:: EXERCISE INPUTS
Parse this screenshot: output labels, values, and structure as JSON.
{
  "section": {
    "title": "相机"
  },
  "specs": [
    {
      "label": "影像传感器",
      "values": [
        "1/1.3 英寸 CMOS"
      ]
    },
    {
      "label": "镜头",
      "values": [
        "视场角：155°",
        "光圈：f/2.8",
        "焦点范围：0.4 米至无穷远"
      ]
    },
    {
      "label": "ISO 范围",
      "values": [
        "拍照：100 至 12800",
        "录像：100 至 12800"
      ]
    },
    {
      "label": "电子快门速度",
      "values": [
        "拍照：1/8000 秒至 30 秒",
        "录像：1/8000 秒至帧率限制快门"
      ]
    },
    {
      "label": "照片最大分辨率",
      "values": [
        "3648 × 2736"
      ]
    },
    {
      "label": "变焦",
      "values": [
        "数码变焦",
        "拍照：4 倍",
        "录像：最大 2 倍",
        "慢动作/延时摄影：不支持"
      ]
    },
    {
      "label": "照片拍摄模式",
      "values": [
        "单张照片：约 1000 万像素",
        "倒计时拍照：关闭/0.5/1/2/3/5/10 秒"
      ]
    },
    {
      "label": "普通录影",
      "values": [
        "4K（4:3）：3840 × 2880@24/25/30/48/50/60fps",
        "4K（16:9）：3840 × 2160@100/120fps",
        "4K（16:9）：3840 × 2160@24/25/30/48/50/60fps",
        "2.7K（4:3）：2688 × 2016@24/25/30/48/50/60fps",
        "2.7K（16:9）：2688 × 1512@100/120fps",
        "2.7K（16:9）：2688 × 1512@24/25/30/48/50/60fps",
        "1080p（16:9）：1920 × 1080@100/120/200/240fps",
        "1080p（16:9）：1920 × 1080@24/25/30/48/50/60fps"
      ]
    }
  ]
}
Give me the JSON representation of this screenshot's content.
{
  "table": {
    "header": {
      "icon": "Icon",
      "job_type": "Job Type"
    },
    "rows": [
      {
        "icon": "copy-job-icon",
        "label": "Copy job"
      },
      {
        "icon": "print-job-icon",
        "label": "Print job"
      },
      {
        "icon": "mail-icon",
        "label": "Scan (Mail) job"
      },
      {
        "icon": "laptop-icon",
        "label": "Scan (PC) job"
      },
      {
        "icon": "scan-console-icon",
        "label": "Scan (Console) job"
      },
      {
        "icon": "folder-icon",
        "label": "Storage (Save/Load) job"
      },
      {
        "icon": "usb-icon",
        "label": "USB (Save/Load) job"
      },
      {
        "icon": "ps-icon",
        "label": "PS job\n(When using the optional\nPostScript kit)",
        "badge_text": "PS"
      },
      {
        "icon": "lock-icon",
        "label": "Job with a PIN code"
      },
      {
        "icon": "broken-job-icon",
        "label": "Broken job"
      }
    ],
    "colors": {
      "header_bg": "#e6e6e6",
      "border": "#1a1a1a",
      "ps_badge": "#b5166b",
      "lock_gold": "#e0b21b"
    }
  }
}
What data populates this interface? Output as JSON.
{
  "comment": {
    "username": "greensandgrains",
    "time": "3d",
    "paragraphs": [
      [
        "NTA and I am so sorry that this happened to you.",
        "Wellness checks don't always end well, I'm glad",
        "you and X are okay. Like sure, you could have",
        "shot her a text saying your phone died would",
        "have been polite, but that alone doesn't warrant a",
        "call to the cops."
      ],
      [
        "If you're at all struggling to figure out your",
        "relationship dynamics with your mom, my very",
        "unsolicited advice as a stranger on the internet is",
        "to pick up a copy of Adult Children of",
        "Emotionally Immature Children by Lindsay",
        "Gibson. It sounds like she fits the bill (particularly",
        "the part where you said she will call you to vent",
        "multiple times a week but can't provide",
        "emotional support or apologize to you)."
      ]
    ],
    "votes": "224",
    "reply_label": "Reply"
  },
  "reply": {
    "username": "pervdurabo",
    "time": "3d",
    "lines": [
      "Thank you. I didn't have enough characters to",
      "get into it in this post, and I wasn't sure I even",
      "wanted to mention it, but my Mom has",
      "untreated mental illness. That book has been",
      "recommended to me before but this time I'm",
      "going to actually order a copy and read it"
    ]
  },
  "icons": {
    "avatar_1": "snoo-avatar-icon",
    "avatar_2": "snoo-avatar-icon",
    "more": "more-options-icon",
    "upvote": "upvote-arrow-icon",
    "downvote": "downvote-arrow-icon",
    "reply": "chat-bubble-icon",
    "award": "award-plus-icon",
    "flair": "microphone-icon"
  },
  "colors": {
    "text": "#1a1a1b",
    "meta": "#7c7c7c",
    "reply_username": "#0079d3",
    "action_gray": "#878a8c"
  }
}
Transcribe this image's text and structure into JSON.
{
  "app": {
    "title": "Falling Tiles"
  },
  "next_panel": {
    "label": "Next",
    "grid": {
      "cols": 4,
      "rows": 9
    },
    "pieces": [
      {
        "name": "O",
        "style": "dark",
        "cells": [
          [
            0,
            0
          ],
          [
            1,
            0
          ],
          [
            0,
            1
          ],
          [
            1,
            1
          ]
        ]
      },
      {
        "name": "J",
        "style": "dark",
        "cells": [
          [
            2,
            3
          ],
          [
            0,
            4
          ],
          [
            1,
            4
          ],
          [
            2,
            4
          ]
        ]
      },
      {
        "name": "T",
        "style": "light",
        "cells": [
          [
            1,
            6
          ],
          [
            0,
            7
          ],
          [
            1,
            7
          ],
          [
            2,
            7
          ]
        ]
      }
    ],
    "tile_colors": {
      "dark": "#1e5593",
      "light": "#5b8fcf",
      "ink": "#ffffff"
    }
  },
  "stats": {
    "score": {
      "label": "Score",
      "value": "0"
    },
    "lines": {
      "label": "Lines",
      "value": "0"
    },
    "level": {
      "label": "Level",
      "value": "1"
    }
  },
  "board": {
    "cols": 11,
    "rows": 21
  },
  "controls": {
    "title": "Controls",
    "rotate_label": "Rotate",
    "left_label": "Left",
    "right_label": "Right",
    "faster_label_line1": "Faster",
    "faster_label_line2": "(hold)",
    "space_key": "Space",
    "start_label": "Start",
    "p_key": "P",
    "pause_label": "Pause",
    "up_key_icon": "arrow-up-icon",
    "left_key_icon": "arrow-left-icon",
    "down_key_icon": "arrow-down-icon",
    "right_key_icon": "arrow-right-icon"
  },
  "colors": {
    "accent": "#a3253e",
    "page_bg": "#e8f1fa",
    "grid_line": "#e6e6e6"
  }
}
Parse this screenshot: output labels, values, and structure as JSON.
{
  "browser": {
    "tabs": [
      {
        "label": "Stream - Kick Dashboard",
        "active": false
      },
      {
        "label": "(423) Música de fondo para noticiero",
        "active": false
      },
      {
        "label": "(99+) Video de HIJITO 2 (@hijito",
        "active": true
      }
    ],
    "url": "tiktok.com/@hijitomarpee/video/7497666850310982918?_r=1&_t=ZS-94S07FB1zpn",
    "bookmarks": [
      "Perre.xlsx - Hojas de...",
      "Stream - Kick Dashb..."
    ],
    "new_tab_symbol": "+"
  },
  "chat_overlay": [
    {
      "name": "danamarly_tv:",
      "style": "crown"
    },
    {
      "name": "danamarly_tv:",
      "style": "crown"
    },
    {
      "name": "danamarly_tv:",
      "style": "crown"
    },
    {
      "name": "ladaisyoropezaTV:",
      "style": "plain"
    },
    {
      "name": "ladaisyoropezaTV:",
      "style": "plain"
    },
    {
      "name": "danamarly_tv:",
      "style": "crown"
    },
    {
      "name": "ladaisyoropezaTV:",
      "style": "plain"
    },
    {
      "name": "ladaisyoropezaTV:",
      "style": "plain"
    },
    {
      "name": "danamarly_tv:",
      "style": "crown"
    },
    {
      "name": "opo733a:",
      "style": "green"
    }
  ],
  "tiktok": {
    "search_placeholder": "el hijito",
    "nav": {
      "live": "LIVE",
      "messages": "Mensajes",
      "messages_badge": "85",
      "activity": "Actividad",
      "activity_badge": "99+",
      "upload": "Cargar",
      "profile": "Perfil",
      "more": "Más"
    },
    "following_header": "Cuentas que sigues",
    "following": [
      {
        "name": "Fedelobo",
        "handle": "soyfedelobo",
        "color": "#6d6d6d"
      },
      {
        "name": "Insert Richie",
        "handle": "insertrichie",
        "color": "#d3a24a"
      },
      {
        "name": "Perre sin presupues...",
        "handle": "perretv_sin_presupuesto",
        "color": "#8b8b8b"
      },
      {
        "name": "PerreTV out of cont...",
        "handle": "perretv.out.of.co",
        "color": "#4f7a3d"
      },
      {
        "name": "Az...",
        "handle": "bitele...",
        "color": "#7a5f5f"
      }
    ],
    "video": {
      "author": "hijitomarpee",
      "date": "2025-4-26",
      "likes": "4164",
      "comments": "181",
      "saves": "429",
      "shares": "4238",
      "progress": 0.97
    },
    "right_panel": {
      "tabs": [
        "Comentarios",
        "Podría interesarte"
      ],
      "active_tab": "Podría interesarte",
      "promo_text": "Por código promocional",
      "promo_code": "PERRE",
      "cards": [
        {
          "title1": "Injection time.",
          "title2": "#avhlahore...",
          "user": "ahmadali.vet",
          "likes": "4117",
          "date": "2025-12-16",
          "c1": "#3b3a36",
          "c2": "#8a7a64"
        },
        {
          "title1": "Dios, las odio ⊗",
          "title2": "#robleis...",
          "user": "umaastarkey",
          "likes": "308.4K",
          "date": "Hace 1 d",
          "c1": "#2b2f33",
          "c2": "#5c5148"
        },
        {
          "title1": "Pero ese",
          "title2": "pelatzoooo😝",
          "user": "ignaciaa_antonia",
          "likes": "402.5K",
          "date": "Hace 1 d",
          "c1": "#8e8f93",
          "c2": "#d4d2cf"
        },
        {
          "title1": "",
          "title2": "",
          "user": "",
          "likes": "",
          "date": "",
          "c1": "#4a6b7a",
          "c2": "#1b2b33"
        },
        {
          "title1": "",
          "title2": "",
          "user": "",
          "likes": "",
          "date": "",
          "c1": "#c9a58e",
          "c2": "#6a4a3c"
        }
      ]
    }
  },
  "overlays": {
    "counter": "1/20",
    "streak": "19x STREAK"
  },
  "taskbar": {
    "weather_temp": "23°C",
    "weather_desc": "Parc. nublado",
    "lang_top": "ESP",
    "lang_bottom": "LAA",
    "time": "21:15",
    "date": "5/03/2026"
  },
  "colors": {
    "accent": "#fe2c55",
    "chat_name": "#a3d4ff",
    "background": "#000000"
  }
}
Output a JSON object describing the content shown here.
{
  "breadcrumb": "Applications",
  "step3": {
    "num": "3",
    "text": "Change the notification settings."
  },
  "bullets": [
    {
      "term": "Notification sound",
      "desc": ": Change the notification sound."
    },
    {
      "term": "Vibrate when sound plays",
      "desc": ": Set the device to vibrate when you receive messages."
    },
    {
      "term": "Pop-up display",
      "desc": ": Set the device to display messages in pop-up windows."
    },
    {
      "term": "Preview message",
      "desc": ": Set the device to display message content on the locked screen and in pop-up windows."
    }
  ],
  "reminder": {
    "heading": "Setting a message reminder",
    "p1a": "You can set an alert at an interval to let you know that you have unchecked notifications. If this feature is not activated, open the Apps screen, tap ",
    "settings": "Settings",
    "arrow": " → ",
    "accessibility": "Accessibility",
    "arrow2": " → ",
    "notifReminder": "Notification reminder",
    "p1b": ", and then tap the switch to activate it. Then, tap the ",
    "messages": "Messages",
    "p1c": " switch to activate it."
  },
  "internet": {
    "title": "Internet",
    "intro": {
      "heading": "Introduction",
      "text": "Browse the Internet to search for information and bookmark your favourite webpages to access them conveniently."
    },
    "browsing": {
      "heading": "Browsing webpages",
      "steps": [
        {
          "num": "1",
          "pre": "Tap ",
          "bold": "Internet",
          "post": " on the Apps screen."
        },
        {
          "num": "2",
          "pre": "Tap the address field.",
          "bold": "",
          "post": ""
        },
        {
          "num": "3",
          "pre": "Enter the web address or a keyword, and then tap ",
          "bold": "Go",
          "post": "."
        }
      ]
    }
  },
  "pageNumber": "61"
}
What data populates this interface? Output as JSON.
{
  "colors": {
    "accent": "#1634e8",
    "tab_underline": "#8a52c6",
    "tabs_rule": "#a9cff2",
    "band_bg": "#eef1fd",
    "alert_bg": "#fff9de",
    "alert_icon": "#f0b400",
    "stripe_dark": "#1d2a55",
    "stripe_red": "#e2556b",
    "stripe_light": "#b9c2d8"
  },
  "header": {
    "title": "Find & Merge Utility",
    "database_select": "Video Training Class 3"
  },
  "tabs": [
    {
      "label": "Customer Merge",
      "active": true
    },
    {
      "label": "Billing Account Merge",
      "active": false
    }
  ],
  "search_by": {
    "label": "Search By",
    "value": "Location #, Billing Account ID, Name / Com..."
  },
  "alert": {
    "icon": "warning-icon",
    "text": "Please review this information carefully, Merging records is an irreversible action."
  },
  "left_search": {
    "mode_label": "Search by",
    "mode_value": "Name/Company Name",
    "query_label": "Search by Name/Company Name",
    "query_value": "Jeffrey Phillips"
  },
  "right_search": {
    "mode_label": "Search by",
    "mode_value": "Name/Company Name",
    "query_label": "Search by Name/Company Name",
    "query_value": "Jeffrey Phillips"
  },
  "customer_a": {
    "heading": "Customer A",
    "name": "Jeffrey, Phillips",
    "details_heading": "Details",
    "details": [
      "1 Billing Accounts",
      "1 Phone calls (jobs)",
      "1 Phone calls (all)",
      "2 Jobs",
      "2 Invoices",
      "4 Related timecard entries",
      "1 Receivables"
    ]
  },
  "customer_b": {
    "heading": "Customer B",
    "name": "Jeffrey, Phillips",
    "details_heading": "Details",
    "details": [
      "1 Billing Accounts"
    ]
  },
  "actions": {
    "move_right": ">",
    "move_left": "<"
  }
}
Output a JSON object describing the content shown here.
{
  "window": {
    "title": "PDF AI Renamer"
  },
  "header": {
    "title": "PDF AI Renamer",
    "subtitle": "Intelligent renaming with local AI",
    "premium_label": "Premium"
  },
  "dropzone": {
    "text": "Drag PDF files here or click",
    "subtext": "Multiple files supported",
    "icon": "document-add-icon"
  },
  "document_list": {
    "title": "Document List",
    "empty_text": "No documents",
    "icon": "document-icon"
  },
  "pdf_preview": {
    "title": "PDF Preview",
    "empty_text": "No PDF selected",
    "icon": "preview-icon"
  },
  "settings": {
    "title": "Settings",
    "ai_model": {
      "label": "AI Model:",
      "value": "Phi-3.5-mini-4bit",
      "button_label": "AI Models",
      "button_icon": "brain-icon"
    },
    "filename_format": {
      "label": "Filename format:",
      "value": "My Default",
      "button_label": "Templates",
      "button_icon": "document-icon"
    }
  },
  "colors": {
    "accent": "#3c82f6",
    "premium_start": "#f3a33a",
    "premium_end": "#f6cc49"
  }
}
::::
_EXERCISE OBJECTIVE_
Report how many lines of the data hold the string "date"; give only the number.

_SOLUTION BELOW_
7